Someone’s speaking in Ba-kongo another answers a question asked in English with a phase of Wolof
Someone is telling a joke in Mandingo a young man – salt water African – becrys his fate in Swahili (1)
Eighty-eight-year-old Levi Ganges died on September 13th, in 1846 from the complications of a stroke and was buried at Bethel Burying Ground. He was born ‘Lahy,’ son of Malcauba, an African tribal chief. At approximately forty-years-old, he was kidnapped and placed on a slave ship destined for the sugar cane plantations of the Caribbean.
Mr. Ganges was one of the 135 enslaved Africans rescued in 1800 by the U.S.S. Ganges, an American naval ship.
Mr. Michael Kearney has diligently researched the history of this incident and the genealogy of the Ganges family. For his authoritative account, please go to https://thegangesfamilies.com/
Mr. Ganges was a member of the Susu people, also spelled Soso, a West African ethnic group, one of the Mandé peoples (Mandingo), living primarily in Guinea and Northwestern Sierra Leone. (The photo below is from the New York Library Digital Collection,)
1906 map of the African west coast showing the home of the Mande people.
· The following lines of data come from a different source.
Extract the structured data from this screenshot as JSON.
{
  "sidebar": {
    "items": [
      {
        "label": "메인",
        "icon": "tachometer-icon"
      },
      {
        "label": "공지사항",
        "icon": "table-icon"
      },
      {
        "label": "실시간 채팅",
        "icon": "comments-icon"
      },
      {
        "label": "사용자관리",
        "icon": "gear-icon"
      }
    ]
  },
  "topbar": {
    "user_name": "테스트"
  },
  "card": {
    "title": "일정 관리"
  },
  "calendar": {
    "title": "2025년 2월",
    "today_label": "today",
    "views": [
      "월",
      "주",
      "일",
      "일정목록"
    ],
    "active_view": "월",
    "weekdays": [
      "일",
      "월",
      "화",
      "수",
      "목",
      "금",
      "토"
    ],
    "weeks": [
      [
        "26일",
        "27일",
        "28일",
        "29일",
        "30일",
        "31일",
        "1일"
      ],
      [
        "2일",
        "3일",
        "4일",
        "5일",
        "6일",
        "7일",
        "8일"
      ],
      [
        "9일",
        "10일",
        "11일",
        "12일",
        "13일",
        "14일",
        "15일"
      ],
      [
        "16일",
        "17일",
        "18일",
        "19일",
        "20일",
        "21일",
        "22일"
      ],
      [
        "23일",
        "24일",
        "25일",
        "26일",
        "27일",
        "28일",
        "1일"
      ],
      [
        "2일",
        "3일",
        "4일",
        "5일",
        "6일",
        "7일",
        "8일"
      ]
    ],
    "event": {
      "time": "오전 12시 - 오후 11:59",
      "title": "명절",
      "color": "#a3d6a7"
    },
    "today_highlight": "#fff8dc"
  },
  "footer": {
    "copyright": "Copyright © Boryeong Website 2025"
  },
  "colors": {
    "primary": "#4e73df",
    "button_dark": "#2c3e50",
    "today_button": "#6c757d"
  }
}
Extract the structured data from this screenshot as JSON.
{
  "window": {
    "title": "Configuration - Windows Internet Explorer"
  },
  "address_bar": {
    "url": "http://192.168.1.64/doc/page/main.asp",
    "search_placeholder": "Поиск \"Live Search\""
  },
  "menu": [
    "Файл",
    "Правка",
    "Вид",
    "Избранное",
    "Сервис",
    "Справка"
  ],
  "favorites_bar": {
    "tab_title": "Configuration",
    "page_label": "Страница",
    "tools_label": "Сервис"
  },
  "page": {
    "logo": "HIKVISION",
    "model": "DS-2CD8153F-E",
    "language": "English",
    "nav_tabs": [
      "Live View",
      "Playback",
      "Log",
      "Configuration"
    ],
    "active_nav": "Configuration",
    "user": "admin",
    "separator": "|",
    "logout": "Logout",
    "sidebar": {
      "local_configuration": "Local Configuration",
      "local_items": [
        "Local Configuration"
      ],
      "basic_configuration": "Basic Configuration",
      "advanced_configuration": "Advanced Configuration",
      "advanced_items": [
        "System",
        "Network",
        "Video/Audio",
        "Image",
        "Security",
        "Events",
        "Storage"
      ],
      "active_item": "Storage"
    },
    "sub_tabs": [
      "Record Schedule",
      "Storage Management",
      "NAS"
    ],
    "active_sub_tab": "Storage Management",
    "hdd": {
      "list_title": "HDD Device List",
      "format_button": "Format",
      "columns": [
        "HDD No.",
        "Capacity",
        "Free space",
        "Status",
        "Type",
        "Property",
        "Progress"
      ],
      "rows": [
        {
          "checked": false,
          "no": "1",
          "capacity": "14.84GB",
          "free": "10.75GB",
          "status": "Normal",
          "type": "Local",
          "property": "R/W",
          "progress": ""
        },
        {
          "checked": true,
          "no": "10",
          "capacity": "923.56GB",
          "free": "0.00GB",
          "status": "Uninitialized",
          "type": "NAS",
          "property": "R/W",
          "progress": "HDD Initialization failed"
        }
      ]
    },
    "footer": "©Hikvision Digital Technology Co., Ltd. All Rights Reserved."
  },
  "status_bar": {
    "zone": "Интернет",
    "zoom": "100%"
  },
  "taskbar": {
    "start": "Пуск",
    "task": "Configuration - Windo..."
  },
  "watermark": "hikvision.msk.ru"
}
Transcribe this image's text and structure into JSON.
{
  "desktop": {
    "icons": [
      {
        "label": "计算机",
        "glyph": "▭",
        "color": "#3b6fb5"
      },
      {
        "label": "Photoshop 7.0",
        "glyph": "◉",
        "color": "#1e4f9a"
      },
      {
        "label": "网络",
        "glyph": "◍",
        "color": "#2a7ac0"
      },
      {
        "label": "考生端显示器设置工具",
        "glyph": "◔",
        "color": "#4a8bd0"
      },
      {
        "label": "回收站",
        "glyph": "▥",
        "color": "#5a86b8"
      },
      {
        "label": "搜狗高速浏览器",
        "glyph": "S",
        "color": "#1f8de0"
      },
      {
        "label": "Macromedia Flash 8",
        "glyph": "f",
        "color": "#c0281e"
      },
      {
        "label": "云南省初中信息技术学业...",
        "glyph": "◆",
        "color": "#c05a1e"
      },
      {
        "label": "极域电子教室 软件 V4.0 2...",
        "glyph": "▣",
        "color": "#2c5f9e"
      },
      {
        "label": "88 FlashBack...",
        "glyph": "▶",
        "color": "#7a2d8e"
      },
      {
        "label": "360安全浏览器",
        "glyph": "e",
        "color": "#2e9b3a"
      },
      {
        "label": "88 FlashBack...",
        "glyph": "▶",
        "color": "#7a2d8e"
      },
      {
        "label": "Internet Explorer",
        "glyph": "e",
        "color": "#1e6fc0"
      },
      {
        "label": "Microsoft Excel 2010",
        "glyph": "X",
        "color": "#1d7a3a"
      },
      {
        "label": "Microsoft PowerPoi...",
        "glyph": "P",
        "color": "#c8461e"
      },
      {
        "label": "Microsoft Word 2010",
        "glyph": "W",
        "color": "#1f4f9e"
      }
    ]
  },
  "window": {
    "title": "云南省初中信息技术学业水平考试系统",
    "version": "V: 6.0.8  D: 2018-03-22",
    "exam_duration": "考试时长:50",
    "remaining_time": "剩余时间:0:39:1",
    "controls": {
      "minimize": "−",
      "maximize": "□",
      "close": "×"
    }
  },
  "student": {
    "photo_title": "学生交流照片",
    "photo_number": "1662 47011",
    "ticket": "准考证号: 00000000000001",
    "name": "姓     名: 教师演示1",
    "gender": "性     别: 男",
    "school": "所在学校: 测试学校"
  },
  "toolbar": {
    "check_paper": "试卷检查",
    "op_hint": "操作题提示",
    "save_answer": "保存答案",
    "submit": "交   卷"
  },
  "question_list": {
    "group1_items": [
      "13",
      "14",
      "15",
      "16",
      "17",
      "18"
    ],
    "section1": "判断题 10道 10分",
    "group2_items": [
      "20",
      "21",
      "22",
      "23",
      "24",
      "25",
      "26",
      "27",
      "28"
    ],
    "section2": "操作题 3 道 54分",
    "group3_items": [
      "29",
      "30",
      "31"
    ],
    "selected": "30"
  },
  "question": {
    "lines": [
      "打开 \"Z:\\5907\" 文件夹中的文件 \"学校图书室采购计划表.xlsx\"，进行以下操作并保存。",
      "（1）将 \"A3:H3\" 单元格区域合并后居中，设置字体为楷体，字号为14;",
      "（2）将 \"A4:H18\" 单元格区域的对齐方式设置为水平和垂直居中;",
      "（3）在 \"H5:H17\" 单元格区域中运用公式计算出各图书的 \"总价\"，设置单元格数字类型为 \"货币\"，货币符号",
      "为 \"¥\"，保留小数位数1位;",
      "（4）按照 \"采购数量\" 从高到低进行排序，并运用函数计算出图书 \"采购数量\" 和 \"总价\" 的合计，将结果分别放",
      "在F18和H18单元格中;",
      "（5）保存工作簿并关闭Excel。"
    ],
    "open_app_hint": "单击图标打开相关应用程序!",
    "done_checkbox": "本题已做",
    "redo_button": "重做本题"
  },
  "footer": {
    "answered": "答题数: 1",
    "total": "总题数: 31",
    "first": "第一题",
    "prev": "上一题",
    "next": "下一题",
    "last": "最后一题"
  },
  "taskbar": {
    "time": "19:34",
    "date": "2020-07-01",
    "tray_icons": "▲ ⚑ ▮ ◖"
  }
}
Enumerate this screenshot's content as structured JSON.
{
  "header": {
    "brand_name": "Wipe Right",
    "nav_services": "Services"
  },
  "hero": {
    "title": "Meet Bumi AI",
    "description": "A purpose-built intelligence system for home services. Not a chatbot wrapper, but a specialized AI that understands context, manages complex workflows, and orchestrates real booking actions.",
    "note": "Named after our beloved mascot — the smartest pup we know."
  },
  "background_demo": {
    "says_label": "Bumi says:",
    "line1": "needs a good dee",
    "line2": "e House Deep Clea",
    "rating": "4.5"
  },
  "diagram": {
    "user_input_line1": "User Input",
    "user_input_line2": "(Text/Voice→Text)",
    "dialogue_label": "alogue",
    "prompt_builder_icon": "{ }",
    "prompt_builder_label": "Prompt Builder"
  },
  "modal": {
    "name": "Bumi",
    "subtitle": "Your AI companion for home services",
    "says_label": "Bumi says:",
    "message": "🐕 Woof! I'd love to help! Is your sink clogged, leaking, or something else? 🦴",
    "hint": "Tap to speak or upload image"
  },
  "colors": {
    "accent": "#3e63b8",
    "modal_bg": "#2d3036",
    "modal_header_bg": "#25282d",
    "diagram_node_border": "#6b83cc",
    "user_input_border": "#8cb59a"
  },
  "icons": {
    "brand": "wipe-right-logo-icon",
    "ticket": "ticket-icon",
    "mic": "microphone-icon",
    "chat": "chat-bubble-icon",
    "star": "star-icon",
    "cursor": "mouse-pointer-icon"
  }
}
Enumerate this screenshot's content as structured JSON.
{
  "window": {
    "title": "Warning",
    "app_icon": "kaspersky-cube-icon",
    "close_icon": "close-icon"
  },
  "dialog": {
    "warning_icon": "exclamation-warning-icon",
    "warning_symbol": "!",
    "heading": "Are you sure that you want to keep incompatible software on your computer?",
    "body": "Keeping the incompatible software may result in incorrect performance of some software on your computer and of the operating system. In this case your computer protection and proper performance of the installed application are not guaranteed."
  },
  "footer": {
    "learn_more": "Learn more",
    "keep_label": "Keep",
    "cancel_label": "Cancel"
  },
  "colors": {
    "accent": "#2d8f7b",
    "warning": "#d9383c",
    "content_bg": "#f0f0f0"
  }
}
The Pennsylvania Abolition Society volunteered to take over the care of Black men and women of Africa. The Society put into place a program where the new citizens would be indentured for a number of years. They would be clothed, housed, and taught a trade. Levy/Lahy Ganges was indentured for four years to Enos Eldridge, a farmer in Darby County, Delaware County, to be taught the fundamentals of agriculture.
In September of 1839, it became known to the lawyers arguing for the freedom of the Africans rescued from the slave ship Amistad that Mr. Ganges spoke their language and could be valuable as a translator. He traveled to Hartford, Connecticut to meet with his fellow countrymen. The pertinent documents concerning this meeting are on Mr. Kearney’s website.
My research is focusing on Mr. Ganges life between the end of his indenture and his translation work with the Africans of the Amistad.
Lahy, son of Malcauba, died on a cool and clear September day where the temperature only rose to sixty-six degrees by late afternoon. There was a total eclipse of the moon on the evening that he passed away. He was buried, with dignity, at Bethel Burying Ground.
(1) Meditations in Congo Square by Lamont B. Steptoe, p, 32. (Camden, NJ: Whirlwind Press.